In addressing Ward, Judge England noted that she was highly educated, with degrees from Swarthmore and the University of San Francisco, and her conduct in this case was extremely serious given that she knew that her conduct was illegal and her education made her more culpable than someone who could not appreciate fully the wrongfulness of her acts.

This law enforcement action is part of the work being done by President Barack Obama's Financial Fraud Enforcement Task Force. President Obama established the interagency Financial Fraud Enforcement Task Force to wage an aggressive, coordinated, and proactive effort to investigate and prosecute financial crimes. The task force includes representatives from a broad range of federal agencies, regulatory authorities, inspectors general, and state and local law enforcement who, working together, bring to bear a powerful array of criminal and civil enforcement resources. The task force is working to improve efforts across the federal executive branch, and with state and local partners, to investigate and prosecute significant financial crimes, ensure just and effective punishment for those who perpetrate financial crimes, combat discrimination in the lending and financial markets, and recover proceeds for victims of financial crimes. One component of the FFETF is the national Mortgage Fraud Working Group, co-chaired by U.S. Attorney Wagner, which is tasked with combating mortgage fraud schemes. For more information on the task force, visit StopFraud.gov.

Friday, May 27, 2011

Mayor Proclaims Border Patrol Day in Laredo, TX

Laredo, Texas - The United States Border Patrol has a proud history of 87 years of service to our nation. Earlier today, Mayor Raul Salinas declared May 28, 2011; as "Border Patrol Day" in Laredo, TX. The Border Patrol is celebrating 87 years of proud heritage and unwavering service.

Laredo Sector Border Patrol Chief Robert L. Harris and Deputy Chief John C. Esquivel along with members of the Laredo Sector Staff attend the proclamation reading.

Mayor Raul Salinas read the proclamation at City Hall Chambers where Laredo Sector Border Patrol Chief Robert L. Harris and Deputy Chief John C. Esquivel along with members of the Laredo Sector Staff attended the reading.

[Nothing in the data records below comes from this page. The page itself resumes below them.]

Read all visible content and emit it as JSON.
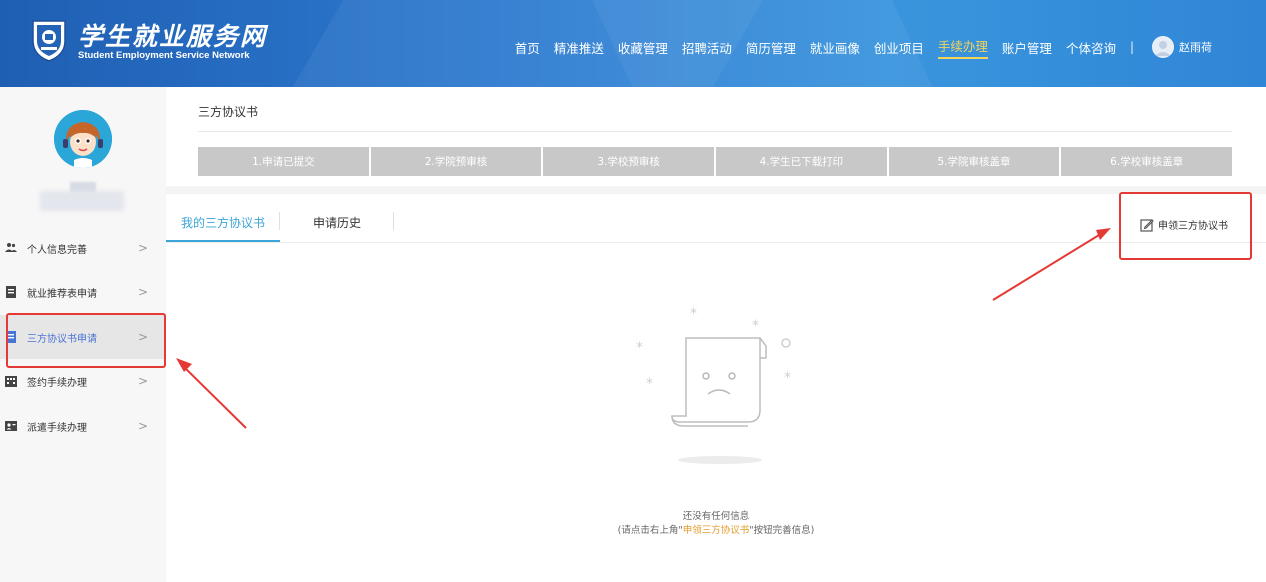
{
  "header": {
    "logo_cn": "学生就业服务网",
    "logo_en": "Student Employment Service Network",
    "nav": [
      {
        "label": "首页"
      },
      {
        "label": "精准推送"
      },
      {
        "label": "收藏管理"
      },
      {
        "label": "招聘活动"
      },
      {
        "label": "简历管理"
      },
      {
        "label": "就业画像"
      },
      {
        "label": "创业项目"
      },
      {
        "label": "手续办理",
        "active": true
      },
      {
        "label": "账户管理"
      },
      {
        "label": "个体咨询"
      }
    ],
    "separator": "|",
    "user_name": "赵雨荷"
  },
  "sidebar": {
    "items": [
      {
        "label": "个人信息完善",
        "icon": "user-group-icon"
      },
      {
        "label": "就业推荐表申请",
        "icon": "document-icon"
      },
      {
        "label": "三方协议书申请",
        "icon": "document-icon",
        "active": true
      },
      {
        "label": "签约手续办理",
        "icon": "building-icon"
      },
      {
        "label": "派遣手续办理",
        "icon": "id-card-icon"
      }
    ],
    "chevron": ">"
  },
  "main": {
    "title": "三方协议书",
    "steps": [
      "1.申请已提交",
      "2.学院预审核",
      "3.学校预审核",
      "4.学生已下载打印",
      "5.学院审核盖章",
      "6.学校审核盖章"
    ],
    "tabs": [
      {
        "label": "我的三方协议书",
        "active": true
      },
      {
        "label": "申请历史"
      }
    ],
    "apply_button": "申领三方协议书",
    "empty": {
      "line1": "还没有任何信息",
      "line2_prefix": "(请点击右上角\"",
      "line2_highlight": "申领三方协议书",
      "line2_suffix": "\"按钮完善信息)"
    }
  },
  "colors": {
    "header_blue": "#2d7ad0",
    "accent_cyan": "#3ba5d8",
    "active_nav": "#f4d35a",
    "annotation_red": "#e53935",
    "step_gray": "#c8c8c8",
    "highlight_orange": "#e59b2a"
  }
}
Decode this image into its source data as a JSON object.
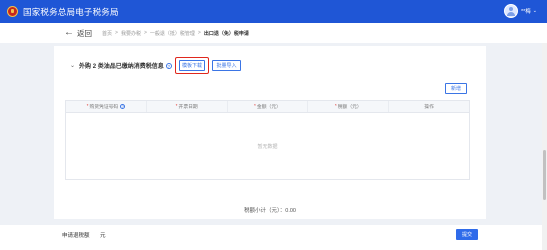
{
  "header": {
    "title": "国家税务总局电子税务局",
    "user_name": "**梅",
    "caret": "⌄"
  },
  "breadcrumb": {
    "back_arrow": "←",
    "back_label": "返回",
    "items": [
      "首页",
      "我要办税",
      "一般退（抵）税管理",
      "出口退（免）税申请"
    ],
    "separator": ">"
  },
  "section": {
    "chevron": "⌄",
    "title": "外购 2 类油品已缴纳消费税信息",
    "help": "?",
    "template_button": "模板下载",
    "import_button": "批量导入",
    "add_button": "新增"
  },
  "table": {
    "columns": [
      {
        "label": "购货凭证号码",
        "required": true,
        "help": true
      },
      {
        "label": "开票日期",
        "required": true,
        "help": false
      },
      {
        "label": "金额（元）",
        "required": true,
        "help": false
      },
      {
        "label": "税额（元）",
        "required": true,
        "help": false
      },
      {
        "label": "操作",
        "required": false,
        "help": false
      }
    ],
    "required_mark": "*",
    "empty_text": "暂无数据"
  },
  "total_text": "税额小计（元）：0.00",
  "footer": {
    "label": "申请退税额",
    "value": "元",
    "submit": "提交"
  },
  "colors": {
    "brand": "#1f56d6",
    "accent": "#3b75e5",
    "highlight": "#e0281e"
  }
}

During the ceremony, Mayor Salinas and Chief Harris asked all present for a moment of silence to honor the brave 113 men and women who made the ultimate sacrifice protecting this great nation.

On May 28, 1924, U.S. Congress passed the Labor Appropriation Act of 1924, officially establishing the United States Border Patrol.

U.S. Customs and Border Protection is the unified border agency within the Department of Homeland Security charged with the management, control and protection of our nation's borders at and between the official ports of entry. CBP is charged with keeping terrorists and terrorist weapons out of the country while enforcing hundreds of U.S. laws.

Federal Court Shuts Down Georgia Tax Return Preparers

Woman at Augusta Firm Allegedly Claimed Fraudulent Earned Income Tax Credits

WASHINGTON – A federal court has permanently barred two women from preparing federal income tax returns for others and from operating their tax preparation business, the Justice Department announced today.   Judge J. Randal Hall of the U.S. District Court for the Southern District of Georgia entered the civil injunction order against Endia Delores Nipper, Jessie Mackie, and their business, TDNS Tax Service, which according to the government complaint, is located in Augusta, Ga. Nipper and Mackie agreed to the entry of the injunction.

In its amended complaint, the government alleged that Nipper fabricated or inflated earned income tax credit claims on tax returns that she prepared for her customers.   The government also alleged that Nipper prepared numerous tax returns claiming the credit but failed to comply with the Internal Revenue Service (IRS)   “due diligence” requirements for verifying whether her customers were eligible for the credit and in what amount.

In the past decade, the Justice Department’s Tax Division has obtained hundreds of injunctions to stop the promotion of tax fraud schemes and the preparation of fraudulent returns.   Information about these cases is available on the Justice Department website.